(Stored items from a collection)
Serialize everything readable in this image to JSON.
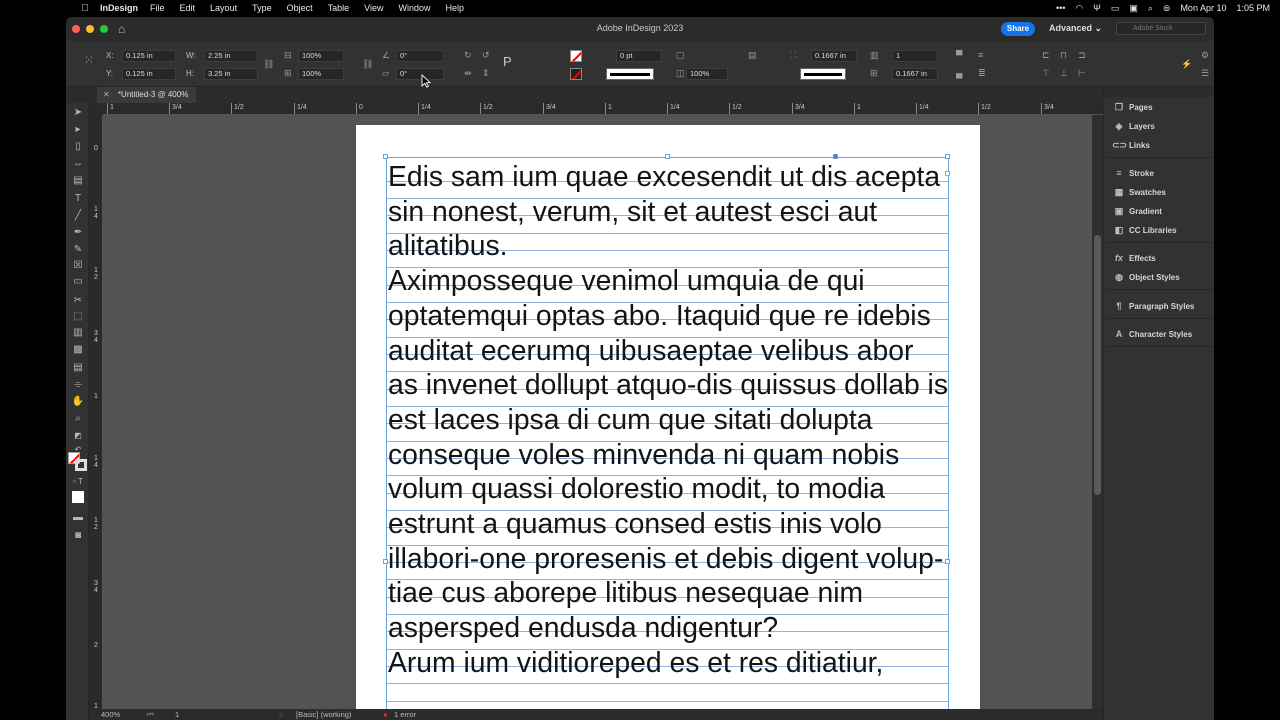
{
  "menubar": {
    "apple": "",
    "app": "InDesign",
    "items": [
      "File",
      "Edit",
      "Layout",
      "Type",
      "Object",
      "Table",
      "View",
      "Window",
      "Help"
    ],
    "clock": "Mon Apr 10",
    "time": "1:05 PM",
    "status_icons": [
      "more-icon",
      "wifi-icon",
      "airdrop-icon",
      "battery-icon",
      "screen-icon",
      "search-icon",
      "control-center-icon",
      "siri-icon"
    ]
  },
  "window": {
    "title": "Adobe InDesign 2023",
    "share_label": "Share",
    "workspace_label": "Advanced",
    "stock_placeholder": "Adobe Stock"
  },
  "controlbar": {
    "x_label": "X:",
    "x_value": "0.125 in",
    "y_label": "Y:",
    "y_value": "0.125 in",
    "w_label": "W:",
    "w_value": "2.25 in",
    "h_label": "H:",
    "h_value": "3.25 in",
    "scale_x": "100%",
    "scale_y": "100%",
    "rotate": "0°",
    "shear": "0°",
    "stroke_weight": "0 pt",
    "opacity": "100%",
    "offset_top": "0.1667 in",
    "offset_bottom": "0.1667 in",
    "columns": "1"
  },
  "document": {
    "tab_label": "*Untitled-3 @ 400%"
  },
  "ruler": {
    "h_labels": [
      "1",
      "3/4",
      "1/2",
      "1/4",
      "0",
      "1/4",
      "1/2",
      "3/4",
      "1",
      "1/4",
      "1/2",
      "3/4",
      "1",
      "1/4",
      "1/2",
      "3/4"
    ],
    "v_labels": [
      "0",
      "1 4",
      "1 2",
      "3 4",
      "1",
      "1 4",
      "1 2",
      "3 4",
      "2",
      "1 4"
    ]
  },
  "text_frame": {
    "paragraphs": [
      "Edis sam ium quae excesendit ut dis acepta sin nonest, verum, sit et autest esci aut alitatibus.",
      "Aximposseque venimol umquia de qui optatemqui optas abo. Itaquid que re idebis auditat ecerumq uibusaeptae velibus abor as invenet dollupt atquo-dis quissus dollab is est laces ipsa di cum que sitati dolupta conseque voles minvenda ni quam nobis volum quassi dolorestio modit, to modia estrunt a quamus consed estis inis volo illabori-one proresenis et debis digent volup-tiae cus aborepe litibus nesequae nim aspersped endusda ndigentur?",
      "Arum ium viditioreped es et res ditiatiur,"
    ]
  },
  "statusbar": {
    "zoom": "400%",
    "page": "1",
    "profile": "[Basic] (working)",
    "errors": "1 error"
  },
  "panels": {
    "groups": [
      [
        {
          "label": "Pages",
          "icon": "pages-icon",
          "glyph": "❐"
        },
        {
          "label": "Layers",
          "icon": "layers-icon",
          "glyph": "◈"
        },
        {
          "label": "Links",
          "icon": "links-icon",
          "glyph": "⊂⊃"
        }
      ],
      [
        {
          "label": "Stroke",
          "icon": "stroke-icon",
          "glyph": "≡"
        },
        {
          "label": "Swatches",
          "icon": "swatches-icon",
          "glyph": "▦"
        },
        {
          "label": "Gradient",
          "icon": "gradient-icon",
          "glyph": "▣"
        },
        {
          "label": "CC Libraries",
          "icon": "cc-libraries-icon",
          "glyph": "◧"
        }
      ],
      [
        {
          "label": "Effects",
          "icon": "effects-icon",
          "glyph": "fx"
        },
        {
          "label": "Object Styles",
          "icon": "object-styles-icon",
          "glyph": "◍"
        }
      ],
      [
        {
          "label": "Paragraph Styles",
          "icon": "paragraph-styles-icon",
          "glyph": "¶"
        }
      ],
      [
        {
          "label": "Character Styles",
          "icon": "character-styles-icon",
          "glyph": "A"
        }
      ]
    ]
  }
}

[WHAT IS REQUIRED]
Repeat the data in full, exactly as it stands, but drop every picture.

[TASK RESPONSE]
Serialize everything readable in this image to JSON.
{
  "menubar": {
    "apple": "",
    "app": "InDesign",
    "items": [
      "File",
      "Edit",
      "Layout",
      "Type",
      "Object",
      "Table",
      "View",
      "Window",
      "Help"
    ],
    "clock": "Mon Apr 10",
    "time": "1:05 PM",
    "status_icons": [
      "more-icon",
      "wifi-icon",
      "airdrop-icon",
      "battery-icon",
      "screen-icon",
      "search-icon",
      "control-center-icon",
      "siri-icon"
    ]
  },
  "window": {
    "title": "Adobe InDesign 2023",
    "share_label": "Share",
    "workspace_label": "Advanced",
    "stock_placeholder": "Adobe Stock"
  },
  "controlbar": {
    "x_label": "X:",
    "x_value": "0.125 in",
    "y_label": "Y:",
    "y_value": "0.125 in",
    "w_label": "W:",
    "w_value": "2.25 in",
    "h_label": "H:",
    "h_value": "3.25 in",
    "scale_x": "100%",
    "scale_y": "100%",
    "rotate": "0°",
    "shear": "0°",
    "stroke_weight": "0 pt",
    "opacity": "100%",
    "offset_top": "0.1667 in",
    "offset_bottom": "0.1667 in",
    "columns": "1"
  },
  "document": {
    "tab_label": "*Untitled-3 @ 400%"
  },
  "ruler": {
    "h_labels": [
      "1",
      "3/4",
      "1/2",
      "1/4",
      "0",
      "1/4",
      "1/2",
      "3/4",
      "1",
      "1/4",
      "1/2",
      "3/4",
      "1",
      "1/4",
      "1/2",
      "3/4"
    ],
    "v_labels": [
      "0",
      "1 4",
      "1 2",
      "3 4",
      "1",
      "1 4",
      "1 2",
      "3 4",
      "2",
      "1 4"
    ]
  },
  "text_frame": {
    "paragraphs": [
      "Edis sam ium quae excesendit ut dis acepta sin nonest, verum, sit et autest esci aut alitatibus.",
      "Aximposseque venimol umquia de qui optatemqui optas abo. Itaquid que re idebis auditat ecerumq uibusaeptae velibus abor as invenet dollupt atquo-dis quissus dollab is est laces ipsa di cum que sitati dolupta conseque voles minvenda ni quam nobis volum quassi dolorestio modit, to modia estrunt a quamus consed estis inis volo illabori-one proresenis et debis digent volup-tiae cus aborepe litibus nesequae nim aspersped endusda ndigentur?",
      "Arum ium viditioreped es et res ditiatiur,"
    ]
  },
  "statusbar": {
    "zoom": "400%",
    "page": "1",
    "profile": "[Basic] (working)",
    "errors": "1 error"
  },
  "panels": {
    "groups": [
      [
        {
          "label": "Pages",
          "icon": "pages-icon",
          "glyph": "❐"
        },
        {
          "label": "Layers",
          "icon": "layers-icon",
          "glyph": "◈"
        },
        {
          "label": "Links",
          "icon": "links-icon",
          "glyph": "⊂⊃"
        }
      ],
      [
        {
          "label": "Stroke",
          "icon": "stroke-icon",
          "glyph": "≡"
        },
        {
          "label": "Swatches",
          "icon": "swatches-icon",
          "glyph": "▦"
        },
        {
          "label": "Gradient",
          "icon": "gradient-icon",
          "glyph": "▣"
        },
        {
          "label": "CC Libraries",
          "icon": "cc-libraries-icon",
          "glyph": "◧"
        }
      ],
      [
        {
          "label": "Effects",
          "icon": "effects-icon",
          "glyph": "fx"
        },
        {
          "label": "Object Styles",
          "icon": "object-styles-icon",
          "glyph": "◍"
        }
      ],
      [
        {
          "label": "Paragraph Styles",
          "icon": "paragraph-styles-icon",
          "glyph": "¶"
        }
      ],
      [
        {
          "label": "Character Styles",
          "icon": "character-styles-icon",
          "glyph": "A"
        }
      ]
    ]
  }
}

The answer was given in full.